Author: Jan Alonzo Date: To: compsci Subject: Re: [plug] [OT] Programming in the Philippines.
On Fri, 2003-11-14 at 17:56, Dean Michael C. Berris wrote: > Now for the problem solving schemes like problem recognition and
> figuring out solutions is what the heart of Computer Science should be.
> I don't believe that you have to be taught how to program in CS, but
> rather how to solve problems using known algorithms and approaches, and
> even to formulate/design your own methods of solving problems. CS !=
True, but it's part of it.
> We in UPLB are not taught how to program, rather we are taught how to
> solve problems using known theories and methods -- and the programming
> part and learning to program part is the burden of the student, which
> he/she shall take on his/her own. We are not taught how to program in C,
> but rather how to solve problems algorithmically -- the student should
> learn C by him/herself, after all it is the student's responsibility.
> Implementing the solution is up to the student, which IMHO should be the
Yup, but IMHO, eventhough it's the student's responsibility, Professors
should always be there to _check_ if the student is doing the "Right
Thing". If you just let the students learn the programming part on their
own, what's the point of attending a Computer Science degree course? Why
not just attend a BS Math course? ANYONE can program but not all can do

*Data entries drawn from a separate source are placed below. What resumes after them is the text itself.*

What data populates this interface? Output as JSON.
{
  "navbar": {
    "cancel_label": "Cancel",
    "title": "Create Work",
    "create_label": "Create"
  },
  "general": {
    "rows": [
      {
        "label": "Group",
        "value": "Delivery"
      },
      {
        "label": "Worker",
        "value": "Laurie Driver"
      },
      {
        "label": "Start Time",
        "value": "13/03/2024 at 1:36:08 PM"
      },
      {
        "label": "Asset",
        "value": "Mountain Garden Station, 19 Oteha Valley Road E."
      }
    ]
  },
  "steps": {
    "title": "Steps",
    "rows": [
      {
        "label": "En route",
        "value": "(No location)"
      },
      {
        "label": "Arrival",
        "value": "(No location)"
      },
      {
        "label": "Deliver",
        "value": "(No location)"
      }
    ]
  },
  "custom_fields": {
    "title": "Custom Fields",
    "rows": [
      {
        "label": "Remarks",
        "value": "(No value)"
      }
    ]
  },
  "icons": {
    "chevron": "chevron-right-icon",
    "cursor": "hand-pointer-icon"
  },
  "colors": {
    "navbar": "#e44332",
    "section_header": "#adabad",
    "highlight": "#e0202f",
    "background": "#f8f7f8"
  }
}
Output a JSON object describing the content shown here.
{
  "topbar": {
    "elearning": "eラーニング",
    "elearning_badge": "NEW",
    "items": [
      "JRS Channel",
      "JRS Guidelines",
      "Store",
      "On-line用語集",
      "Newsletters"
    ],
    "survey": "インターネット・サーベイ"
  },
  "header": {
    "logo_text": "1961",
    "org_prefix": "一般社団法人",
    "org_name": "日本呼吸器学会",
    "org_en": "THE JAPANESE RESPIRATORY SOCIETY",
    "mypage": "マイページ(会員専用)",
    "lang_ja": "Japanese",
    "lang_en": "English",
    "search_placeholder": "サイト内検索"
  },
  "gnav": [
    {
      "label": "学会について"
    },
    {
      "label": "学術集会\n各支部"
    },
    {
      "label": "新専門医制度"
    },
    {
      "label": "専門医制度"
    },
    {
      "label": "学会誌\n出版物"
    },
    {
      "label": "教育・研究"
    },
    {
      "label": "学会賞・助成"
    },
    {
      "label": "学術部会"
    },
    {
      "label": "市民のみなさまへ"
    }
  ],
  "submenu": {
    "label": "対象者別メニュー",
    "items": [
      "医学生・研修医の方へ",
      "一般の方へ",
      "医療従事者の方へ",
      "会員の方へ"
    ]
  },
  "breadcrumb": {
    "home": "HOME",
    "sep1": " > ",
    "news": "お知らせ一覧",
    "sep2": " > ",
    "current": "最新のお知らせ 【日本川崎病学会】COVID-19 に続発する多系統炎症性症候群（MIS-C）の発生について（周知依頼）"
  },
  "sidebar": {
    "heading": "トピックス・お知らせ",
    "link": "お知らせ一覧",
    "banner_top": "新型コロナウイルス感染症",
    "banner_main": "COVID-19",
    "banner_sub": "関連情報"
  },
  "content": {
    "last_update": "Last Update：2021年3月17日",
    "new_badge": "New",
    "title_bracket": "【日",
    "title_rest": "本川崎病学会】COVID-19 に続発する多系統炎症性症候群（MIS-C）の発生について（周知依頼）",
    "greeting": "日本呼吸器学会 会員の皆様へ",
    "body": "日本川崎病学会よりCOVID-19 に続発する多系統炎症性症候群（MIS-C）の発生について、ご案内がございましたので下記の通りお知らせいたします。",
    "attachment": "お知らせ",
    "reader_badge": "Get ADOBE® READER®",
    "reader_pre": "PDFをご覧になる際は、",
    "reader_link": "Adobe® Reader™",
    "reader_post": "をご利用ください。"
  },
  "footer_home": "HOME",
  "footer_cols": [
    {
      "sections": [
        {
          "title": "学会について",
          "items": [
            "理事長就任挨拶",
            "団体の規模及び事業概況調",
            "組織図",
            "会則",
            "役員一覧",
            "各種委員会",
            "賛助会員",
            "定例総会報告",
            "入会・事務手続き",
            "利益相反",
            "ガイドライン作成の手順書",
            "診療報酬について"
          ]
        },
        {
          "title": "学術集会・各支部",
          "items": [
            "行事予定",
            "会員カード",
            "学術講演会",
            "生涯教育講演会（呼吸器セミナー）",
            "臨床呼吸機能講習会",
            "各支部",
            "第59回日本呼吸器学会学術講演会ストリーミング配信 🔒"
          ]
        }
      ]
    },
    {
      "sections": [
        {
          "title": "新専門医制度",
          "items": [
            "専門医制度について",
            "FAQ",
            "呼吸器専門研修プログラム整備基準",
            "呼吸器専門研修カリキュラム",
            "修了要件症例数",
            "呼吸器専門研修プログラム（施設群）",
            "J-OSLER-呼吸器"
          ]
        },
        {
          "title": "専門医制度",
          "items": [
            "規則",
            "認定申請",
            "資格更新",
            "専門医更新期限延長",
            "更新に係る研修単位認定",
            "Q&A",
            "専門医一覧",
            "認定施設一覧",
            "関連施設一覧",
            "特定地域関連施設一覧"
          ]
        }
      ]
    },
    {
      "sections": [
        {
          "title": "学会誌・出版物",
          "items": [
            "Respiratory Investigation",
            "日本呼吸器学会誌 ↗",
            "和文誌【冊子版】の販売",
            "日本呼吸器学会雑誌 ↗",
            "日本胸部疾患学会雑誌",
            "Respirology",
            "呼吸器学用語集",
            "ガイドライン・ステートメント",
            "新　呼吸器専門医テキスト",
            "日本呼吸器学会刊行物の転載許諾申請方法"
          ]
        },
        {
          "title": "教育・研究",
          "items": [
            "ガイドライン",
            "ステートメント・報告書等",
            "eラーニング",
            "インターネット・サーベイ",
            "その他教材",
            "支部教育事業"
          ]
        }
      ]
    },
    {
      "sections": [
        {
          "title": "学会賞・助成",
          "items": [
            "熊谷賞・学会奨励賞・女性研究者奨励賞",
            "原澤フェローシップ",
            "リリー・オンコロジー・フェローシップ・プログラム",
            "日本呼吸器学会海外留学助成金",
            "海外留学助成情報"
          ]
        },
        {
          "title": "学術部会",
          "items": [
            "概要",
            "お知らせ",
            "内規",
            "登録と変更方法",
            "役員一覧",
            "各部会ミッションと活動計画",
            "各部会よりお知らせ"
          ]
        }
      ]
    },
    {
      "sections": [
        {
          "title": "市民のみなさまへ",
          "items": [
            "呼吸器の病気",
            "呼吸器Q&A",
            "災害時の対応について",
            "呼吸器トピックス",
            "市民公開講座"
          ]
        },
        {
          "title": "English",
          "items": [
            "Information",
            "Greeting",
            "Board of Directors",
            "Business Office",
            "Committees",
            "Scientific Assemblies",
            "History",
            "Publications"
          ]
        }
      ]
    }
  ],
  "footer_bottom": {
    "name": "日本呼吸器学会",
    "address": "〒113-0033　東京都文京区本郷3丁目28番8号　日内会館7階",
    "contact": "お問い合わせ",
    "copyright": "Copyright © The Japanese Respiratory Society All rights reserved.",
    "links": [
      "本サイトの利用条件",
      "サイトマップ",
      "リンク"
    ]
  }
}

it well and do it right. And to do it right, you need someone to guide
you. <see Sacha's reply on my post>
> If you wanted to learn how to program, don't get a BS Computer Science
> degree, get a vocational course on learning <a programming language of
> your choice> instead.
> If your school taught courses on programming instead of Computer
> Science, then you should -- otherwise you shouldn't.
> > not some elegant enchancement.
> A CS Graduate != programmer. A programmer is someone who programs, while
> a CS Graduate is a person who successfully finished the alloted number
> of academic units needed to be called a Computer Science Graduate.
<see my post above />
> And programmers are not designers, they just program. A developer on the
> other hand would handle the two things at the same time, while a systems
> analyst would go a step further and actually analyze the system he/she
> is working on/building.
But most of the time, this overlaps. So skills in other aspects are
really important, e.g. communication and management skills.
> > anybody have suggestions on how else to remedy the situation?
> If you wanted a programmer, train one -- don't get a CS graduate. If you
> want someone who can solve a problem algorithmically with known methods
> or solve problems in a brilliant and elegant way, get a CS graduate --
> just don't expect him to be a programmer also. :)
OTOH, in the real world, eventhough you're a CS grad, you still get
called 'A Programmer'. And that's where you realize that names are just
I like Paul Graham's "Hackers and Painters". Computer Science is not
just Math nor Engineering. It's a combination of both. Given a problem,
you solve it algorithmically and engineer it programmatically.